WHAT TO DO:
Throughout the listing below, show every line in which "Superview" occurs.

--- DATA FOR THIS TASK ---

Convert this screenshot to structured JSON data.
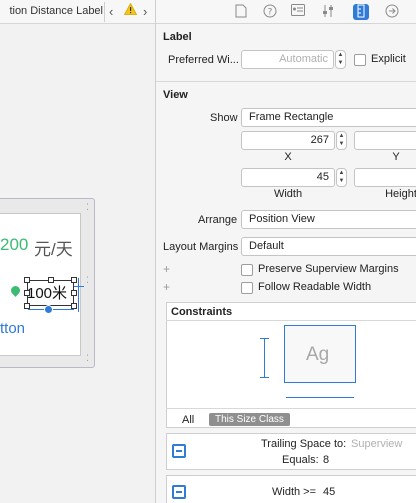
{
  "canvas": {
    "breadcrumb": "tion Distance Label",
    "nav_back": "‹",
    "nav_forward": "›",
    "warning_icon": "warning-triangle-icon",
    "price_value": "200",
    "price_unit": "元/天",
    "distance_label": "100米",
    "button_text": "tton"
  },
  "inspector": {
    "tabs": [
      "file-inspector-icon",
      "quick-help-icon",
      "identity-inspector-icon",
      "attributes-inspector-icon",
      "size-inspector-icon",
      "connections-inspector-icon"
    ],
    "label_section": {
      "title": "Label",
      "preferred_width_label": "Preferred Wi...",
      "preferred_width_placeholder": "Automatic",
      "explicit_label": "Explicit",
      "explicit_checked": false
    },
    "view_section": {
      "title": "View",
      "show_label": "Show",
      "show_value": "Frame Rectangle",
      "x_value": "267",
      "x_label": "X",
      "y_label": "Y",
      "width_value": "45",
      "width_label": "Width",
      "height_label": "Height",
      "arrange_label": "Arrange",
      "arrange_value": "Position View",
      "layout_margins_label": "Layout Margins",
      "layout_margins_value": "Default",
      "preserve_label": "Preserve Superview Margins",
      "follow_label": "Follow Readable Width"
    },
    "constraints": {
      "title": "Constraints",
      "preview_text": "Ag",
      "filter_all": "All",
      "filter_size_class": "This Size Class",
      "items": [
        {
          "name": "Trailing Space to:",
          "target": "Superview",
          "equals_label": "Equals:",
          "equals_value": "8"
        },
        {
          "name": "Width >=",
          "value": "45"
        }
      ]
    },
    "accent_color": "#2f7bd6",
    "label_green": "#3cbb73"
  }
}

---

YOUR RESPONSE:
      "preserve_label": "Preserve Superview Margins",
          "target": "Superview",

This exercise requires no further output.